[Task details]: Find the string "JSON" in the records. Copy each line that has it.

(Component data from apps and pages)

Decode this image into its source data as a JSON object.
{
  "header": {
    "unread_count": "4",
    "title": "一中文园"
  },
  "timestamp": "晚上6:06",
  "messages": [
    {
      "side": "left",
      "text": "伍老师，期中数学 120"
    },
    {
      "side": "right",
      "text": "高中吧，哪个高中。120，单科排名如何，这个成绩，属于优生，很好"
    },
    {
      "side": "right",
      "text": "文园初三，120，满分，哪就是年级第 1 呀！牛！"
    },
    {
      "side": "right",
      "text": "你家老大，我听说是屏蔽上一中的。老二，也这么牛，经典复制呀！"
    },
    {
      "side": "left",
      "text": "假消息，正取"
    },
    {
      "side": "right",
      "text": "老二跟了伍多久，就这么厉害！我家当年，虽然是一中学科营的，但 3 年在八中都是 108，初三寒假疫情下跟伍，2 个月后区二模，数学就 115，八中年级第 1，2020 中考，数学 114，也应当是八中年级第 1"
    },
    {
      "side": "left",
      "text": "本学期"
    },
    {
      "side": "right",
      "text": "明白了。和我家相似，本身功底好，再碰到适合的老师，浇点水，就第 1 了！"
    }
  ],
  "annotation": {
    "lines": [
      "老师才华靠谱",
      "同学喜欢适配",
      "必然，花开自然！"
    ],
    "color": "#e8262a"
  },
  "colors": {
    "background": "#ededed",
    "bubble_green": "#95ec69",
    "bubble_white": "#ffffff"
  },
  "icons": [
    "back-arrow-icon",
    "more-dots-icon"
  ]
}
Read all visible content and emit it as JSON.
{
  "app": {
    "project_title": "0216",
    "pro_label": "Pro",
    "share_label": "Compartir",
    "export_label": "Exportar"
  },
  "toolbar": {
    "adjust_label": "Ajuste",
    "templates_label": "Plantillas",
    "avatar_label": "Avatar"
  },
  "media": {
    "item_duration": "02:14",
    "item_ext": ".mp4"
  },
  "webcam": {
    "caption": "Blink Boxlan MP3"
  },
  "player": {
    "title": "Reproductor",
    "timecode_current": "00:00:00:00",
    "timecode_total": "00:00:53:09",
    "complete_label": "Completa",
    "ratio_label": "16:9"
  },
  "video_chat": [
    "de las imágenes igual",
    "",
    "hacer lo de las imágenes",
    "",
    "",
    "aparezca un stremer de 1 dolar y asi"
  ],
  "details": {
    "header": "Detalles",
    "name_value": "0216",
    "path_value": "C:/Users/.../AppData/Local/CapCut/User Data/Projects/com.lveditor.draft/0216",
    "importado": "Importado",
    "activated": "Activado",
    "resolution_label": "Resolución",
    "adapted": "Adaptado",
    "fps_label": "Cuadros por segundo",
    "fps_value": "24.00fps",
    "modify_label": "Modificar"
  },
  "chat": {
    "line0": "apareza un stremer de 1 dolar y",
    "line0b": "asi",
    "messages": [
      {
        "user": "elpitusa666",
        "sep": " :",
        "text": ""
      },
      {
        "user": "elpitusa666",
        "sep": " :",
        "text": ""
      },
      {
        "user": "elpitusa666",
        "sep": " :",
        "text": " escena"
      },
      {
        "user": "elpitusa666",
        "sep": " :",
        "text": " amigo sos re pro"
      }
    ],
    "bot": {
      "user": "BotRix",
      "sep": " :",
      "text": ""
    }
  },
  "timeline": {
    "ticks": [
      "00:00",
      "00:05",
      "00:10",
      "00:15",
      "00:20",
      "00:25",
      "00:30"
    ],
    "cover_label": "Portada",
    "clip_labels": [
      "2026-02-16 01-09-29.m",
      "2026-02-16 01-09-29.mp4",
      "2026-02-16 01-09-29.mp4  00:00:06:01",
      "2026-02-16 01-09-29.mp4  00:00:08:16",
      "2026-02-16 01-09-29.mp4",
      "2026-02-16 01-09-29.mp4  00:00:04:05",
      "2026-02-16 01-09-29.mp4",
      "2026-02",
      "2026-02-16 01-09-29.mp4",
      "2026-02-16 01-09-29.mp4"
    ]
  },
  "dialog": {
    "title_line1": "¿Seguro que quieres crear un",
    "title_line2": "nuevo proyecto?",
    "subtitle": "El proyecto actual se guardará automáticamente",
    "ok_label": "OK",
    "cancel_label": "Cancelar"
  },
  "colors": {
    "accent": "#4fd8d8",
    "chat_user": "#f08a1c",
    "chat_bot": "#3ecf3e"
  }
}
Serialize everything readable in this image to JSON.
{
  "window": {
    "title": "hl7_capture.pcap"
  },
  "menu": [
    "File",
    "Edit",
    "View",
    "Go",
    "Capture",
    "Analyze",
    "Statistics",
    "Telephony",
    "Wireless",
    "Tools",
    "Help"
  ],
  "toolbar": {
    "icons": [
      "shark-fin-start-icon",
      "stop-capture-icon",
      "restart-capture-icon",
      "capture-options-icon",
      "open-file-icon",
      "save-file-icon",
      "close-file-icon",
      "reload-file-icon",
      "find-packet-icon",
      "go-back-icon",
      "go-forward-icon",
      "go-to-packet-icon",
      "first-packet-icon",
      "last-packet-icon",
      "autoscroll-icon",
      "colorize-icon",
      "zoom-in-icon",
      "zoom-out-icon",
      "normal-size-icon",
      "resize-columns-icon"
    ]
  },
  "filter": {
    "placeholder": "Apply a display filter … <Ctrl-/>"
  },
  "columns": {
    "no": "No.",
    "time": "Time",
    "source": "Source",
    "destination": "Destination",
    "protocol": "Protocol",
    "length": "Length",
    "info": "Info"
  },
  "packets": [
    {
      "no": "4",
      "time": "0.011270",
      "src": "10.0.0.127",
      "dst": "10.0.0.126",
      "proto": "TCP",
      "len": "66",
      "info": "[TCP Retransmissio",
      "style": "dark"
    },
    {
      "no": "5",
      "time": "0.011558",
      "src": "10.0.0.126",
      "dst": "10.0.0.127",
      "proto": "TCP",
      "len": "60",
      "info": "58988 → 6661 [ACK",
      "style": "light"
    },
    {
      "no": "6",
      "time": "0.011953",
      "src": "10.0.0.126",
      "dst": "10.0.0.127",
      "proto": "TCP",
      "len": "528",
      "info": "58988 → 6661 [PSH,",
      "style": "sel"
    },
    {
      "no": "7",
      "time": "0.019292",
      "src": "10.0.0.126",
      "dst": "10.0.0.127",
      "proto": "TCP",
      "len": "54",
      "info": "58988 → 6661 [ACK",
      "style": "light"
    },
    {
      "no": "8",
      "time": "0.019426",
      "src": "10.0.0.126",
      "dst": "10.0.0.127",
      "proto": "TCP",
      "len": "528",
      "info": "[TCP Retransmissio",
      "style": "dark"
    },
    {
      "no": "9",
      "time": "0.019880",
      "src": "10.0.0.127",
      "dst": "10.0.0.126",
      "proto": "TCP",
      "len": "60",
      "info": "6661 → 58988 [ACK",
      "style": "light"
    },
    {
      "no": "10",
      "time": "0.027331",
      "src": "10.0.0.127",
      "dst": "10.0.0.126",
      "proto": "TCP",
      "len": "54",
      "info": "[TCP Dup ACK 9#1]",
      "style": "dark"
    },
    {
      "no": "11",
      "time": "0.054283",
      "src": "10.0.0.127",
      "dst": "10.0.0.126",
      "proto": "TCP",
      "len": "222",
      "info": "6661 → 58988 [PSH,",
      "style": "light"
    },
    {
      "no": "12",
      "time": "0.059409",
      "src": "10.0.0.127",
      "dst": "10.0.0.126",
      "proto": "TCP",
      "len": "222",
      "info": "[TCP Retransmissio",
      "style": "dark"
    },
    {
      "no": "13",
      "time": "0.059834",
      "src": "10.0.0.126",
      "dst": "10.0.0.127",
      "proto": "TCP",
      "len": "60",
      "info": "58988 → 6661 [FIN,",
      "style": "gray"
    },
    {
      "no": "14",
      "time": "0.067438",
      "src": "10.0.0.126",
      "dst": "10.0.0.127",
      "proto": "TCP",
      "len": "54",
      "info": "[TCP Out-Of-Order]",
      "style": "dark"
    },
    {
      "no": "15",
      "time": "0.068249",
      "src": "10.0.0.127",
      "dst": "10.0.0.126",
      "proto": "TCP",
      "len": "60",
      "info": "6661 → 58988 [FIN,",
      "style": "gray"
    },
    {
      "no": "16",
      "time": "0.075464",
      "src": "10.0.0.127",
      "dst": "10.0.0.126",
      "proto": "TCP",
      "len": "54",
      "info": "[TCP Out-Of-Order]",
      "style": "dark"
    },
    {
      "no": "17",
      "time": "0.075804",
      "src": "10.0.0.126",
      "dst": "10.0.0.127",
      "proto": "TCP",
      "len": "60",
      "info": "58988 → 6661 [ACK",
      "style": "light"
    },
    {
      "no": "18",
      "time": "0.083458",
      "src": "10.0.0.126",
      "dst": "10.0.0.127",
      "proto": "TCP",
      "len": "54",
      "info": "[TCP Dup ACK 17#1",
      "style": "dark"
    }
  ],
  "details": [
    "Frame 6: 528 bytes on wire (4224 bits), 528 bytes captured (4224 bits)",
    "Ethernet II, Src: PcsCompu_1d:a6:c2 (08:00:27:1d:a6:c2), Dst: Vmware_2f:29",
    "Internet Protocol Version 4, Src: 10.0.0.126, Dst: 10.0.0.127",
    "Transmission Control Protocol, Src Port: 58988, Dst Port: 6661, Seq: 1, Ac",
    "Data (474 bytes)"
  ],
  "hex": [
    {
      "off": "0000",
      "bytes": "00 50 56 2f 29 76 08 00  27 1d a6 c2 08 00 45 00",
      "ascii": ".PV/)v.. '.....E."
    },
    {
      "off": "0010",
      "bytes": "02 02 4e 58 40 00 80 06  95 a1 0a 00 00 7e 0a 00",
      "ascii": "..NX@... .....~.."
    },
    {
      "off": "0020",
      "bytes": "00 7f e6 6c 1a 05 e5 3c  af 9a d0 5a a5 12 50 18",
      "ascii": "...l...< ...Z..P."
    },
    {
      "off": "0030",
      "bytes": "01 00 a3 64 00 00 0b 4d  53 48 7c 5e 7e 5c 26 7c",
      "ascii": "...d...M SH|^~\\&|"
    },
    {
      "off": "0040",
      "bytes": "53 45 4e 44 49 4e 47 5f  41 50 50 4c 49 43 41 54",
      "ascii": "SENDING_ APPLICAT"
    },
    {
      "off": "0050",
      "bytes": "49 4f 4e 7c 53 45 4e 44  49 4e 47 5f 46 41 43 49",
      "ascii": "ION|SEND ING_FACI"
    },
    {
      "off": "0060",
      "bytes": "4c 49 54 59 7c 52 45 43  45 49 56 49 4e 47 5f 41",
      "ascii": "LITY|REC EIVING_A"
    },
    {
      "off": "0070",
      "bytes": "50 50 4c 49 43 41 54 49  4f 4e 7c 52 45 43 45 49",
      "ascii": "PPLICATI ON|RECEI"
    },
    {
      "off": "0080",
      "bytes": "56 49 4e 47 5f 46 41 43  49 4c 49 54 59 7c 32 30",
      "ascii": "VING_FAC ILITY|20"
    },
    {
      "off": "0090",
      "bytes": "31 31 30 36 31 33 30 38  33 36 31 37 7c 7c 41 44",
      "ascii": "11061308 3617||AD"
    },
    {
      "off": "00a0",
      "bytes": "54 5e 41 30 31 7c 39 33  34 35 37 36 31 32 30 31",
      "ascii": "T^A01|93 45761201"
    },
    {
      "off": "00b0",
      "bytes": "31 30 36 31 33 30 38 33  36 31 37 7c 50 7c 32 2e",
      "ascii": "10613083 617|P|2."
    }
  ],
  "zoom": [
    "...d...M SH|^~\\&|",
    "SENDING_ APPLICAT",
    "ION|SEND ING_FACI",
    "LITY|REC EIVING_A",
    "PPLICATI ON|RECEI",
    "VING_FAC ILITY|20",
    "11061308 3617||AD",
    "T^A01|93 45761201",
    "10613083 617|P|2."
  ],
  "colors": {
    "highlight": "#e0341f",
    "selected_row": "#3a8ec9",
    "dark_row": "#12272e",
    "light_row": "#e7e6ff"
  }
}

[Answer to this problem]:
Decode this image into its source data as a JSON object.
Read all visible content and emit it as JSON.
Serialize everything readable in this image to JSON.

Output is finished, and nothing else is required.